◆ DIRECTIONS FOR THIS TASK ◆
Nothing in the records should be changed in the copy, though the pictures must be left out.

::: EXTRACTED INFORMATION

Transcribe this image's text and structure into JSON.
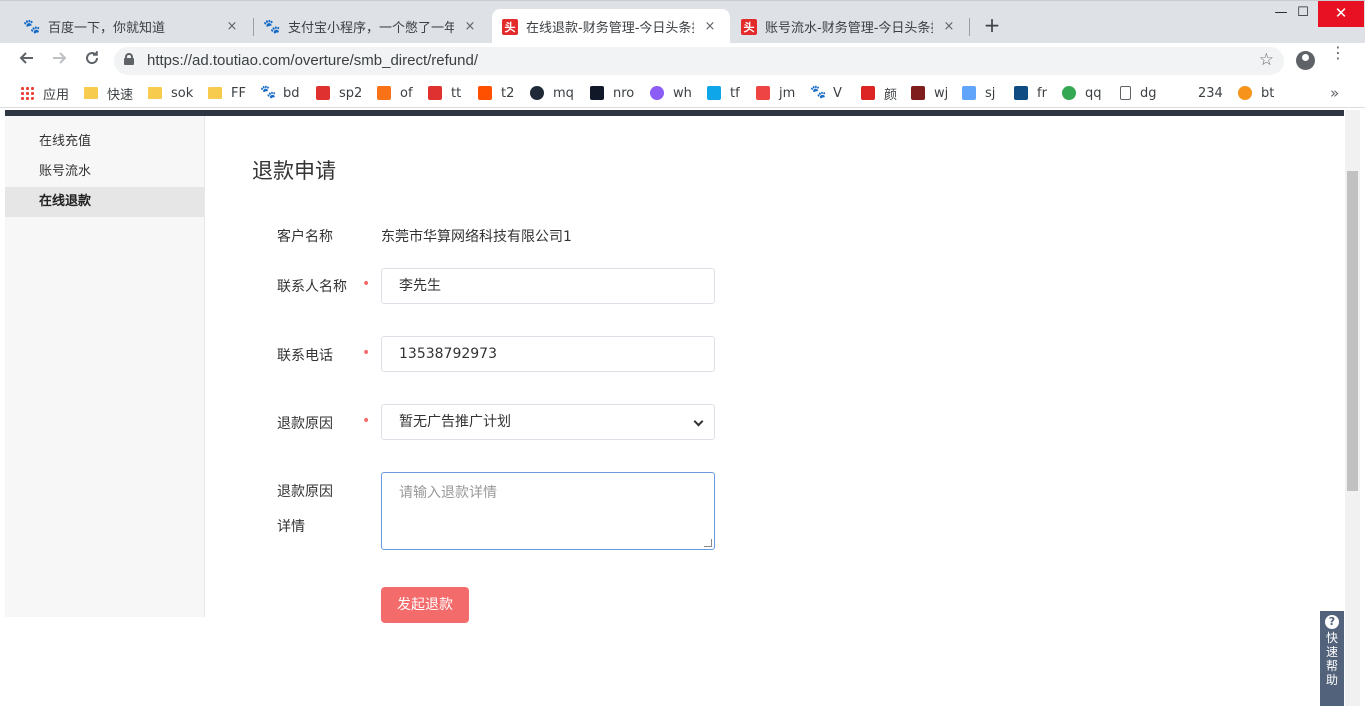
{
  "browser": {
    "tabs": [
      {
        "title": "百度一下，你就知道",
        "icon": "baidu-paw-icon"
      },
      {
        "title": "支付宝小程序，一个憋了一年的大",
        "icon": "baidu-paw-icon"
      },
      {
        "title": "在线退款-财务管理-今日头条投放",
        "icon": "toutiao-icon",
        "active": true
      },
      {
        "title": "账号流水-财务管理-今日头条投放",
        "icon": "toutiao-icon"
      }
    ],
    "favicon_text": "头",
    "close_glyph": "×",
    "new_tab_glyph": "+",
    "window_controls": {
      "minimize": "—",
      "maximize": "☐",
      "close": "✕"
    },
    "url": "https://ad.toutiao.com/overture/smb_direct/refund/",
    "bookmarks": [
      {
        "label": "应用",
        "icon": "apps-grid-icon"
      },
      {
        "label": "快速",
        "icon": "folder-icon"
      },
      {
        "label": "sok",
        "icon": "folder-icon"
      },
      {
        "label": "FF",
        "icon": "folder-icon"
      },
      {
        "label": "bd",
        "icon": "baidu-paw-icon"
      },
      {
        "label": "sp2",
        "icon": "wifi-icon"
      },
      {
        "label": "of",
        "icon": "flame-icon"
      },
      {
        "label": "tt",
        "icon": "red-badge-icon"
      },
      {
        "label": "t2",
        "icon": "taobao-icon"
      },
      {
        "label": "mq",
        "icon": "wave-icon"
      },
      {
        "label": "nro",
        "icon": "bag-icon"
      },
      {
        "label": "wh",
        "icon": "ring-icon"
      },
      {
        "label": "tf",
        "icon": "tf-icon"
      },
      {
        "label": "jm",
        "icon": "jm-icon"
      },
      {
        "label": "V",
        "icon": "baidu-paw-icon"
      },
      {
        "label": "颜",
        "icon": "fanyi-icon"
      },
      {
        "label": "wj",
        "icon": "w-logo-icon"
      },
      {
        "label": "sj",
        "icon": "sj-icon"
      },
      {
        "label": "fr",
        "icon": "fr-icon"
      },
      {
        "label": "qq",
        "icon": "google-icon"
      },
      {
        "label": "dg",
        "icon": "document-icon"
      },
      {
        "label": "234",
        "icon": ""
      },
      {
        "label": "bt",
        "icon": "bitcoin-icon"
      }
    ],
    "bookmarks_more": "»"
  },
  "sidebar": {
    "items": [
      {
        "label": "在线充值"
      },
      {
        "label": "账号流水"
      },
      {
        "label": "在线退款",
        "active": true
      }
    ]
  },
  "form": {
    "title": "退款申请",
    "customer_label": "客户名称",
    "customer_value": "东莞市华算网络科技有限公司1",
    "contact_label": "联系人名称",
    "contact_value": "李先生",
    "phone_label": "联系电话",
    "phone_value": "13538792973",
    "reason_label": "退款原因",
    "reason_value": "暂无广告推广计划",
    "detail_label_line1": "退款原因",
    "detail_label_line2": "详情",
    "detail_placeholder": "请输入退款详情",
    "required_mark": "•",
    "submit_label": "发起退款"
  },
  "help": {
    "icon": "?",
    "label": "快速帮助"
  },
  "colors": {
    "accent_red": "#f36b6b",
    "required_red": "#f56c6c",
    "sidebar_bg": "#f7f7f7",
    "page_topbar": "#2f3542",
    "help_bg": "#52627a"
  }
}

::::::

◆ EXERCISE OUTPUT ◆
Transcribe this image's text and structure into JSON.
{
  "browser": {
    "tabs": [
      {
        "title": "百度一下，你就知道",
        "icon": "baidu-paw-icon"
      },
      {
        "title": "支付宝小程序，一个憋了一年的大",
        "icon": "baidu-paw-icon"
      },
      {
        "title": "在线退款-财务管理-今日头条投放",
        "icon": "toutiao-icon",
        "active": true
      },
      {
        "title": "账号流水-财务管理-今日头条投放",
        "icon": "toutiao-icon"
      }
    ],
    "favicon_text": "头",
    "close_glyph": "×",
    "new_tab_glyph": "+",
    "window_controls": {
      "minimize": "—",
      "maximize": "☐",
      "close": "✕"
    },
    "url": "https://ad.toutiao.com/overture/smb_direct/refund/",
    "bookmarks": [
      {
        "label": "应用",
        "icon": "apps-grid-icon"
      },
      {
        "label": "快速",
        "icon": "folder-icon"
      },
      {
        "label": "sok",
        "icon": "folder-icon"
      },
      {
        "label": "FF",
        "icon": "folder-icon"
      },
      {
        "label": "bd",
        "icon": "baidu-paw-icon"
      },
      {
        "label": "sp2",
        "icon": "wifi-icon"
      },
      {
        "label": "of",
        "icon": "flame-icon"
      },
      {
        "label": "tt",
        "icon": "red-badge-icon"
      },
      {
        "label": "t2",
        "icon": "taobao-icon"
      },
      {
        "label": "mq",
        "icon": "wave-icon"
      },
      {
        "label": "nro",
        "icon": "bag-icon"
      },
      {
        "label": "wh",
        "icon": "ring-icon"
      },
      {
        "label": "tf",
        "icon": "tf-icon"
      },
      {
        "label": "jm",
        "icon": "jm-icon"
      },
      {
        "label": "V",
        "icon": "baidu-paw-icon"
      },
      {
        "label": "颜",
        "icon": "fanyi-icon"
      },
      {
        "label": "wj",
        "icon": "w-logo-icon"
      },
      {
        "label": "sj",
        "icon": "sj-icon"
      },
      {
        "label": "fr",
        "icon": "fr-icon"
      },
      {
        "label": "qq",
        "icon": "google-icon"
      },
      {
        "label": "dg",
        "icon": "document-icon"
      },
      {
        "label": "234",
        "icon": ""
      },
      {
        "label": "bt",
        "icon": "bitcoin-icon"
      }
    ],
    "bookmarks_more": "»"
  },
  "sidebar": {
    "items": [
      {
        "label": "在线充值"
      },
      {
        "label": "账号流水"
      },
      {
        "label": "在线退款",
        "active": true
      }
    ]
  },
  "form": {
    "title": "退款申请",
    "customer_label": "客户名称",
    "customer_value": "东莞市华算网络科技有限公司1",
    "contact_label": "联系人名称",
    "contact_value": "李先生",
    "phone_label": "联系电话",
    "phone_value": "13538792973",
    "reason_label": "退款原因",
    "reason_value": "暂无广告推广计划",
    "detail_label_line1": "退款原因",
    "detail_label_line2": "详情",
    "detail_placeholder": "请输入退款详情",
    "required_mark": "•",
    "submit_label": "发起退款"
  },
  "help": {
    "icon": "?",
    "label": "快速帮助"
  },
  "colors": {
    "accent_red": "#f36b6b",
    "required_red": "#f56c6c",
    "sidebar_bg": "#f7f7f7",
    "page_topbar": "#2f3542",
    "help_bg": "#52627a"
  }
}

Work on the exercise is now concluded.